Britain needs Christianity to survive, the former Bishop of Rochester said in a farewell sermon.
In the service at Rochester Cathedral, Dr Michael Nazir-Ali said it “would be irresponsible for a Christian leader” not to point out the consequences of rejecting traditional values.
He said: “It is obvious to many people that the weakening of family life is responsible for what we face on our streets, in our classrooms and in homes.”
Dr Nazir-Ali announced in March that he was leaving his post as Bishop of Rochester to work with persecuted Christians.
During his time as Bishop of Rochester, he has spoken out about homosexuality, the twin threats of secularism and Islam facing Britain as well as the importance of the nation’s Christian heritage.
Lord Carey, the former Archbishop of Canterbury, praised Dr Nazir-Ali for confronting controversial subjects.
Referring to the recent debates on assisted suicide, Dr Nazir-Ali said: “We need to get away from the constant making of moral decisions by opinion poll.
“We are facing a crisis about affirming the dignity of human purpose.
“It may be at the earliest stage of life or as we are hearing more and more, at the later stages of life.”
Dr Nazir-Ali’s new role is likely to mean involvement in helping Christians in the Middle East and Pakistan, where he was born.
He has also said that he intends to work with Muslim converts to Christianity in Britain.
Commenting on modern Britain earlier this month, he told the Daily Telegraph: “I think there’s a double jeopardy – on the one hand an aggressive secularism that seeks to undermine the traditional principles because it has its own project to foster.

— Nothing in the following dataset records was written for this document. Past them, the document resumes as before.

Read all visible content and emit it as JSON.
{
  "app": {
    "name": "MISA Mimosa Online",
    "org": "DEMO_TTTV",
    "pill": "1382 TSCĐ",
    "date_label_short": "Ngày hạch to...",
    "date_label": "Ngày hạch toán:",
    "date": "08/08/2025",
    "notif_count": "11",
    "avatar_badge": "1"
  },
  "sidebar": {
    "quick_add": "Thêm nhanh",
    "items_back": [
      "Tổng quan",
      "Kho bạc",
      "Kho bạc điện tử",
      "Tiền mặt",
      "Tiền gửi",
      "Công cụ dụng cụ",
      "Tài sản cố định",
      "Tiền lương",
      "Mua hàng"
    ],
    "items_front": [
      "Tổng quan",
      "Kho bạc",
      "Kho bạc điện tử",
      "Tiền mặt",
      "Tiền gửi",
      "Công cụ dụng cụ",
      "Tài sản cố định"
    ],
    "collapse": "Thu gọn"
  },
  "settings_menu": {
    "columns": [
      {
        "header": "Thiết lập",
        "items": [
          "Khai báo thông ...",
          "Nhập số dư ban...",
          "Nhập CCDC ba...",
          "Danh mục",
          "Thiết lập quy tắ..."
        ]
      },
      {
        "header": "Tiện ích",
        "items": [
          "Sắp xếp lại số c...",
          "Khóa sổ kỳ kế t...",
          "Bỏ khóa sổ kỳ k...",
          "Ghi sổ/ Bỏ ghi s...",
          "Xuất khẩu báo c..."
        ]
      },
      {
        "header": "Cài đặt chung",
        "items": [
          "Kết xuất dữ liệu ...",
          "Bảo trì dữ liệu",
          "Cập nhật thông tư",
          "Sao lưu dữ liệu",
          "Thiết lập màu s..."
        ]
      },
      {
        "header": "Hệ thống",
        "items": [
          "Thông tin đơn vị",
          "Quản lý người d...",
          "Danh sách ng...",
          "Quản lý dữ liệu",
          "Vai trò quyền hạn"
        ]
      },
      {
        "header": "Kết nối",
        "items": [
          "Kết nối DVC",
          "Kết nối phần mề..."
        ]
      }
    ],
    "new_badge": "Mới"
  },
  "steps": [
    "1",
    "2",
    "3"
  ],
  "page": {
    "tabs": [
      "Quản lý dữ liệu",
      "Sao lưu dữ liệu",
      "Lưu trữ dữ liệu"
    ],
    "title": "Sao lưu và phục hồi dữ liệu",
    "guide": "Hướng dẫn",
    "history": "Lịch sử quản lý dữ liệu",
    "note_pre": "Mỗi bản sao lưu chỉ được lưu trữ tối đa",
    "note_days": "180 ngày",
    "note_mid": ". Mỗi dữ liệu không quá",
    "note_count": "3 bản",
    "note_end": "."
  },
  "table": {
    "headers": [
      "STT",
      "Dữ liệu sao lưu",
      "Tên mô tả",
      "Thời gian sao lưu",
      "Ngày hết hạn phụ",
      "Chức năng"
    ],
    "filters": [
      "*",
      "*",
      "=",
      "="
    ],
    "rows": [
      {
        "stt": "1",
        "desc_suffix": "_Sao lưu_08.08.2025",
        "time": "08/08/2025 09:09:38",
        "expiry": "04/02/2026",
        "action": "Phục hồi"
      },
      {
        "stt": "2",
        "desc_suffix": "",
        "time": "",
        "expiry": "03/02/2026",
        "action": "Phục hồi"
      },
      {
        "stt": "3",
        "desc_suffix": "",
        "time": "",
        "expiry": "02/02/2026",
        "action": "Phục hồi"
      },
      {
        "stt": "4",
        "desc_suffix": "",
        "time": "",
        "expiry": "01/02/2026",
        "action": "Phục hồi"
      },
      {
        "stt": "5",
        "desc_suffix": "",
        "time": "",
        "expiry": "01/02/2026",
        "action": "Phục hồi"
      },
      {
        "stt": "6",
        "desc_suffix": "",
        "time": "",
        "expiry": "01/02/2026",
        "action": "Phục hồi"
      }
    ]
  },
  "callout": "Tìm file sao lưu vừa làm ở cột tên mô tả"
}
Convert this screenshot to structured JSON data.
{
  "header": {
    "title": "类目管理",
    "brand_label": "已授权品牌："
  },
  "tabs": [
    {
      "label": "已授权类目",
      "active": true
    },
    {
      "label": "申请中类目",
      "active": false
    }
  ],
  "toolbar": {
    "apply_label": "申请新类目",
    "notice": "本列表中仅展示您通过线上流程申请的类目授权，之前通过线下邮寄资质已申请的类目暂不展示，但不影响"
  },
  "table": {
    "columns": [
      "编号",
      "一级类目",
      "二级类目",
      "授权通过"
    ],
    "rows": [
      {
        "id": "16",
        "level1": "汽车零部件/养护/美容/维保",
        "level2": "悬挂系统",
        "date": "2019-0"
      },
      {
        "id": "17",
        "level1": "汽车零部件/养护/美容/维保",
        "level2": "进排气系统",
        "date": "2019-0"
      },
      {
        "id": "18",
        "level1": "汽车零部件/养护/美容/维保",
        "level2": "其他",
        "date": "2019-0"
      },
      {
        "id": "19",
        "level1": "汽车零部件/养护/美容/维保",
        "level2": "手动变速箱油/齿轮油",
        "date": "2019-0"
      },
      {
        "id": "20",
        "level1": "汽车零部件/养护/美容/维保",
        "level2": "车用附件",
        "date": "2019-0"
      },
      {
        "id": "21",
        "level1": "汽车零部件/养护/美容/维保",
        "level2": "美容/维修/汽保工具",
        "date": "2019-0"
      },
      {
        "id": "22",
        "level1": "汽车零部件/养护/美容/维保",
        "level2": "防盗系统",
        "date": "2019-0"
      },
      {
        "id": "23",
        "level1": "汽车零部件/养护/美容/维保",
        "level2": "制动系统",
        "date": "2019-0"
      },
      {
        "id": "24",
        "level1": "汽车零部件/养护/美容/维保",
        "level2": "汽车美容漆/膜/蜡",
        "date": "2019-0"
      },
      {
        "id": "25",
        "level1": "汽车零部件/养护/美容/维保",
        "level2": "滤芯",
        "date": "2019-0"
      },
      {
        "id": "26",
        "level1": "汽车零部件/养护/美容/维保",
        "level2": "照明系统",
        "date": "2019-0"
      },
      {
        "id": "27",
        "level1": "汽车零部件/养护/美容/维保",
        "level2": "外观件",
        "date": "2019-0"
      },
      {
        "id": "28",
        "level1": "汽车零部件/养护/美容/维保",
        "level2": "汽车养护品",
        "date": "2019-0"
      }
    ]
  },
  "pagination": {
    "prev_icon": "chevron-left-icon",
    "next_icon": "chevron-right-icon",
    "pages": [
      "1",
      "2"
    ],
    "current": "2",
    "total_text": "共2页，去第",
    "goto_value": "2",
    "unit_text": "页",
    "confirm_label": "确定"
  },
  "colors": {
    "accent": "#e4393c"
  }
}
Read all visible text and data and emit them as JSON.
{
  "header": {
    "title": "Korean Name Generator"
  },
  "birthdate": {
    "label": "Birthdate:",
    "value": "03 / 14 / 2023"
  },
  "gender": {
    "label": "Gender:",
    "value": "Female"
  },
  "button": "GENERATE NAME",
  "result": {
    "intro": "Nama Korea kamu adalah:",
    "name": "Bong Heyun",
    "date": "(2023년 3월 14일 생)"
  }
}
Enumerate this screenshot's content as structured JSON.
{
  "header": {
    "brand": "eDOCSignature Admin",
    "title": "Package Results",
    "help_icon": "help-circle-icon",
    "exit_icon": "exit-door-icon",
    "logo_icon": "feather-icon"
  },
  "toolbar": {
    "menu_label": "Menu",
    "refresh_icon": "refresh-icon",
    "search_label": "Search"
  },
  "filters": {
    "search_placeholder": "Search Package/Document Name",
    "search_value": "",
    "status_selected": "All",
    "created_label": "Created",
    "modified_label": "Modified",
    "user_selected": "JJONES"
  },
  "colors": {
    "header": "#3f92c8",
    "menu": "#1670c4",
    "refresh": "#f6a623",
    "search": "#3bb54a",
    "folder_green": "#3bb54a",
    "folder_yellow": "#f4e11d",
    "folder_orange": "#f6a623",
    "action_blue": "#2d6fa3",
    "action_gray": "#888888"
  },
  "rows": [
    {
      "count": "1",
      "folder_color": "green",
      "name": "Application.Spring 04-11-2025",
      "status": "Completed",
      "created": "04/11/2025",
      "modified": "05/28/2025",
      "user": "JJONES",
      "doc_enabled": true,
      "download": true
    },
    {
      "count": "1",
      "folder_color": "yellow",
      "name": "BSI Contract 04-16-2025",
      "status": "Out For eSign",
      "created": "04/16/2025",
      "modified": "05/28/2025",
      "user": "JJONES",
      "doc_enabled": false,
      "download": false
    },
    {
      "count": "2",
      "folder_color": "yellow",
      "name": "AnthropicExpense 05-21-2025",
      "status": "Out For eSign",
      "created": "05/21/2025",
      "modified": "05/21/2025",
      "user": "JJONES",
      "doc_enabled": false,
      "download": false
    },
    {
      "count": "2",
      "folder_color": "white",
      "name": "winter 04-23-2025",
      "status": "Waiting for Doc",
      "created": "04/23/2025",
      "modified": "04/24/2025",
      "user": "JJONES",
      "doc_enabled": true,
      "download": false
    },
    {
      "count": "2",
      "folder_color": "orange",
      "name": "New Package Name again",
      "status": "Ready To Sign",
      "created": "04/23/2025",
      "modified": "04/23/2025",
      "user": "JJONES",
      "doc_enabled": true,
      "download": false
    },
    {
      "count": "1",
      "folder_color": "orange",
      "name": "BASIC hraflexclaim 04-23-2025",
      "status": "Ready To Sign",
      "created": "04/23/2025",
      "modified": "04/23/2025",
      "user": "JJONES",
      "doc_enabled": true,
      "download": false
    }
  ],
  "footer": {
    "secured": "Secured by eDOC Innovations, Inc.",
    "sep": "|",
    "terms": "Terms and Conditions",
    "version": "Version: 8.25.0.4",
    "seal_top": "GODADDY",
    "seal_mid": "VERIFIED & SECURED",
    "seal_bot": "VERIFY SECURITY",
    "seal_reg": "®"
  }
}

“On the other is the extremist ideology of radical Islam, which moderate Muslims are also concerned about.
“This is why there must be a clear recognition of where Britain has come from, what the basis is for our society and how that can contribute to the common good.”